The Obama technological and organizational dynamo, hobbled in its early White House days by old computers and e-mail systems that didn’t work, is beginning to hit its stride.
Thursday’s “virtual town hall,” where President Obama will discuss the economy with regular Americans at the White House and field questions submitted online and through YouTube, is just one part of a multilayered, tech-savvy effort to create support for his ambitious agenda at the grass-roots level.
“Lately, we’ve been more aggressive in seeking out opportunities to deliver the president’s message to a large number of Americans,” said deputy White House press secretary Josh Earnest, who said the goal has been to create a “higher platform” for Mr. Obama as the budget fight heats up.
Mr. Obama has used his communications 2.0 team in the past week to deliver through both conventional and innovative message-delivery systems. He has appeared on Jay Leno’s “Tonight Show” and on “60 Minutes,” written an editorial that appeared in more than 31 newspapers around the world, held a prime-time news conference, visited with lawmakers on Capitol Hill for some traditional elbow-rubbing and arm-twisting, and appeared in an online video promoting the virtual town hall.

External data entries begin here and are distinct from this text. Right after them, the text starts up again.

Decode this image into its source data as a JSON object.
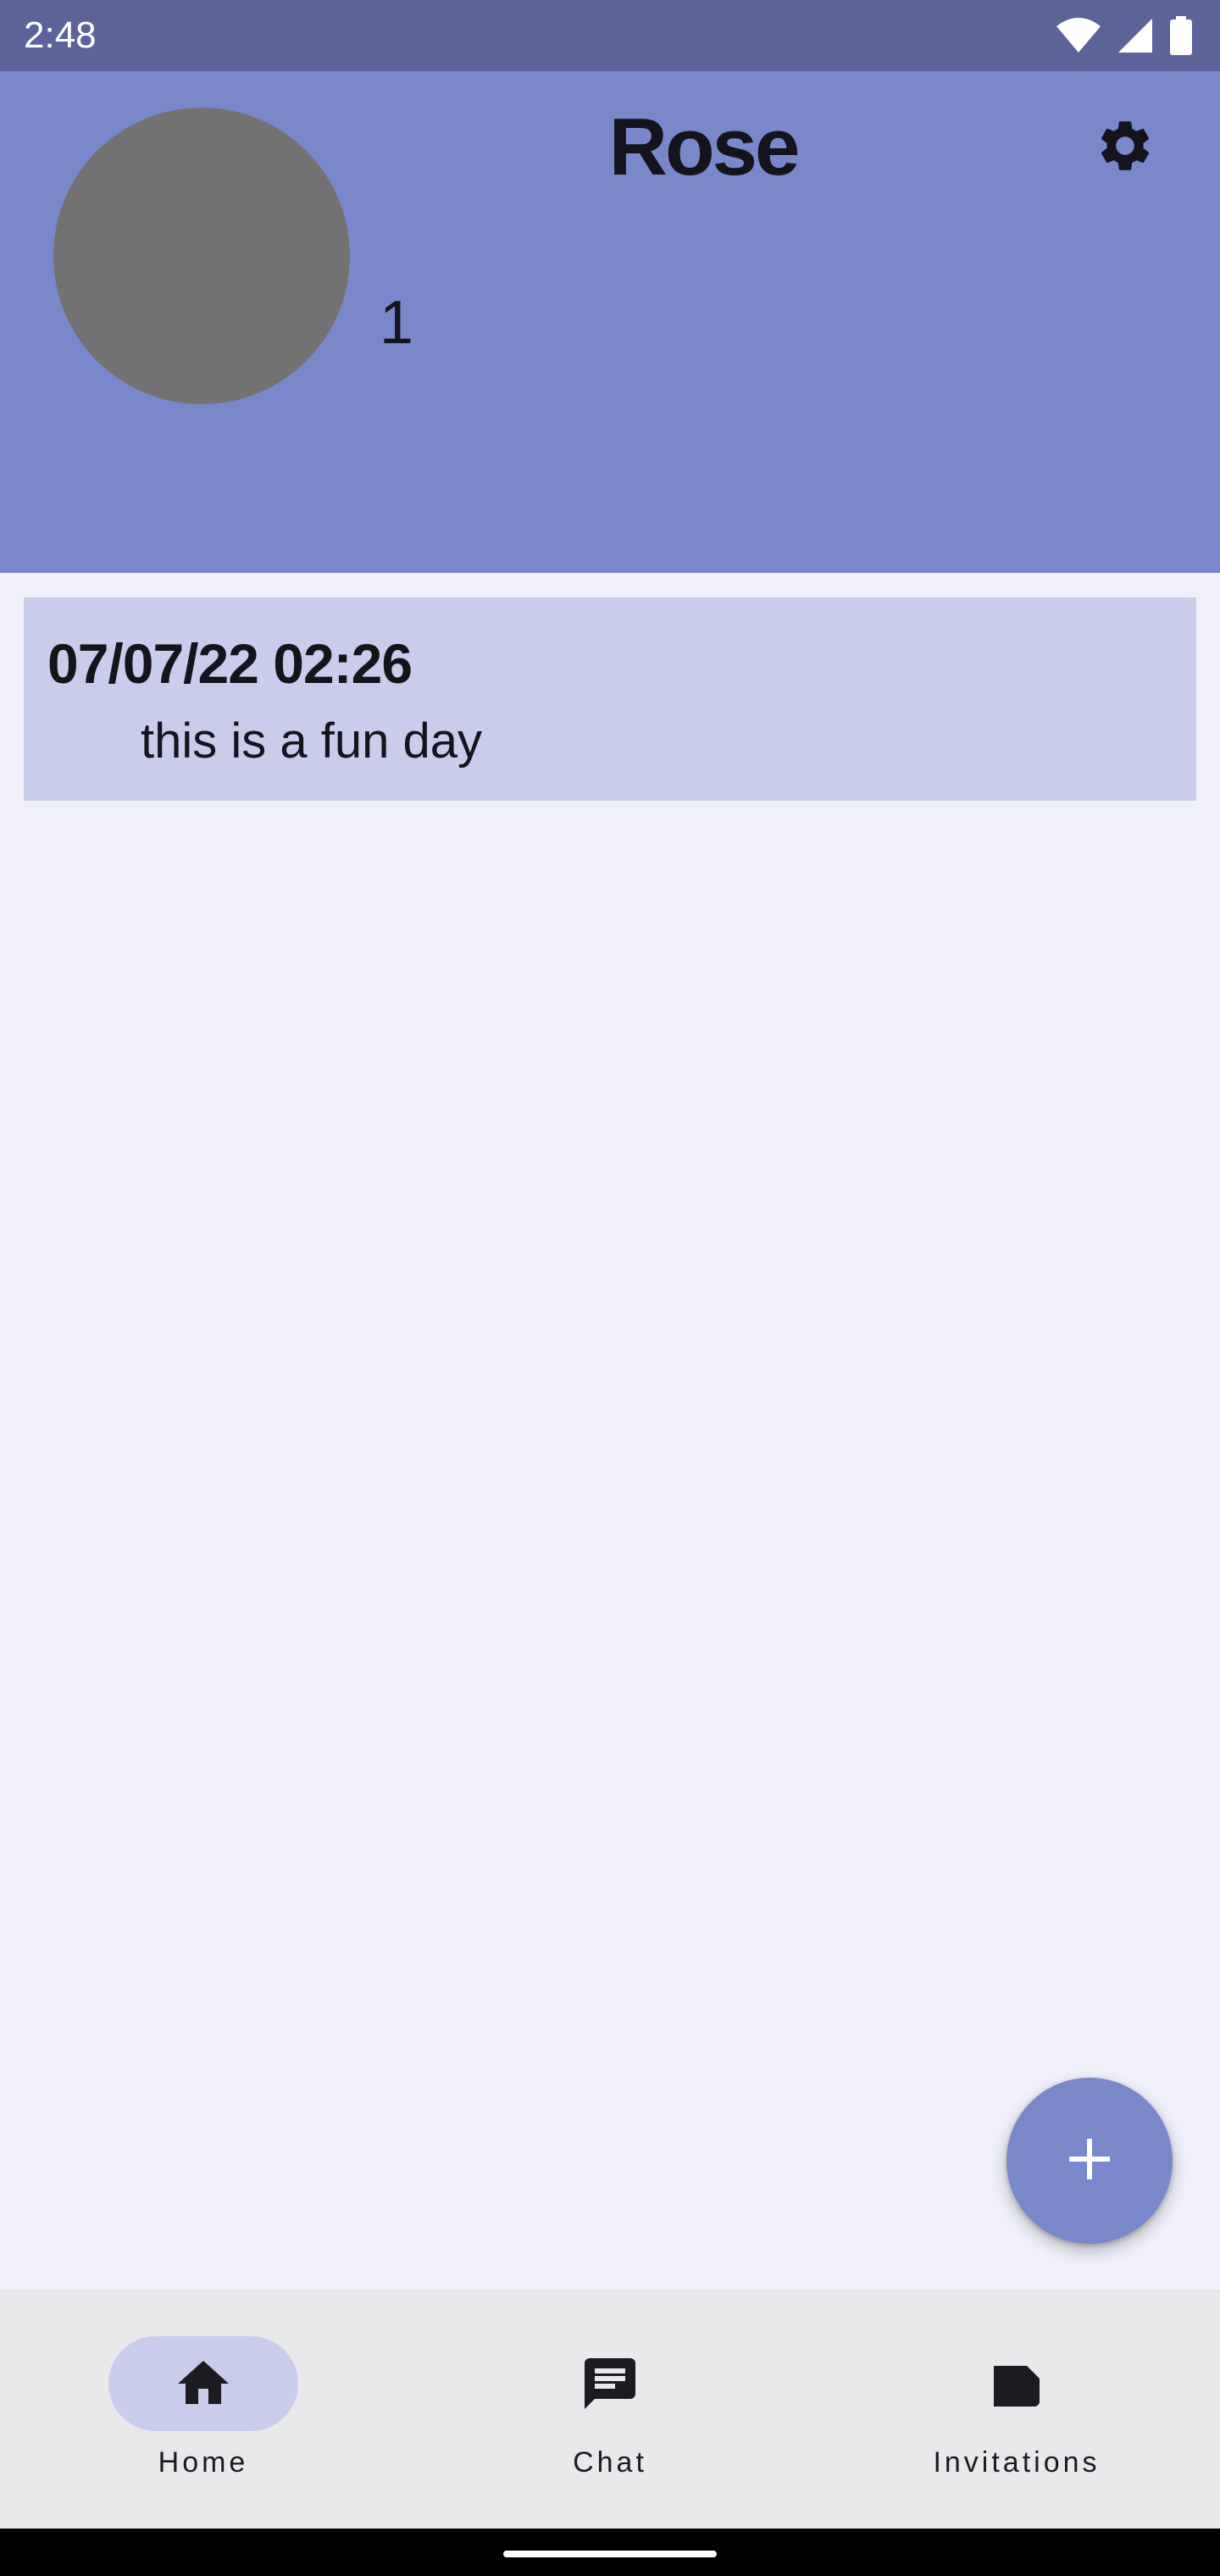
{
  "status_bar": {
    "time": "2:48",
    "icons": [
      "wifi-icon",
      "signal-icon",
      "battery-icon"
    ]
  },
  "profile": {
    "name": "Rose",
    "count": "1",
    "avatar_color": "#727272",
    "header_color": "#7987cb"
  },
  "posts": [
    {
      "date": "07/07/22 02:26",
      "text": "this is a fun day"
    }
  ],
  "fab": {
    "icon": "plus-icon"
  },
  "bottom_nav": {
    "items": [
      {
        "label": "Home",
        "icon": "home-icon",
        "selected": true
      },
      {
        "label": "Chat",
        "icon": "chat-icon",
        "selected": false
      },
      {
        "label": "Invitations",
        "icon": "invitations-icon",
        "selected": false
      }
    ]
  },
  "colors": {
    "background": "#eff0f9",
    "status_bar": "#5b6399",
    "card": "#c9cde9",
    "nav_background": "#e9e9eb",
    "nav_indicator": "#c9cde9"
  }
}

He’ll also meet with bank CEOs on Friday to discuss his plan to unfreeze credit markets.
It’s a far cry from the first few days at 1600 Pennsylvania Avenue for the young Obama crew, when staffers had to use Gmail accounts to communicate and complained that the older White House computers did not have instant messaging.
And, as expected, the White House is using Mr. Obama’s already strong pre-existing support - including the 13 million names, e-mail addresses and phone numbers collected during the campaign - to cycle the grass roots back into Washington and put pressure on Congress.
Organizing for America, the new group formed to communicate directly with the Obama campaign’s supporters, sent “personalized” e-mails on Wednesday asking them to contact their Capitol Hill representatives in support of his budget.
The OFA e-mail also provided the names and phone numbers of the lawmakers and asked Obama supporters to register with OFA after they had called and include any feedback.
“As the budget debate continues, OFA will provide supporters with additional tools to help them send a strong message to Washington that the time for a new direction is now,” said OFA spokeswoman Natalie Wyeth.
It was the second time in a week that OFA has mobilized the army of Obama supporters behind his $3.6 trillion budget. Last weekend, volunteers fanned out in neighborhoods across the country to ask neighbors and friends to sign a pledge in support of the budget, spurred on by a video message from Mr. Obama late last week calling on them to go forth and organize.
The pledge drive also doubled as an effort by OFA to expand its huge database of names and personal information.
The White House also used its vast grass-roots resources, in coordination with OFA and the Democratic National Committee, to give a Democratic congressional candidate a boost in a special election taking place next Tuesday.
Mr. Obama’s endorsement of Democratic businessman Scott Murphy was sent by e-mail Wednesday morning to about 60,000 people on OFA and DNC e-mail lists who live in or near New York’s 20th Congressional District, where Mr. Murphy is challenging state Assembly Minority Leader Jim Tedisco, a Republican.
Mr. Earnest said that although the plans to construct “the higher platform we’ve created” for the president were in place before the uproar over the bonuses given to AIG executives last week, the White House feels that the president’s presence on mass-consumption programs helped minimize the political damage.
“It’s our sense that this has reinforced in the minds of the American public his attention to addressing the economic crisis,” Mr. Earnest said.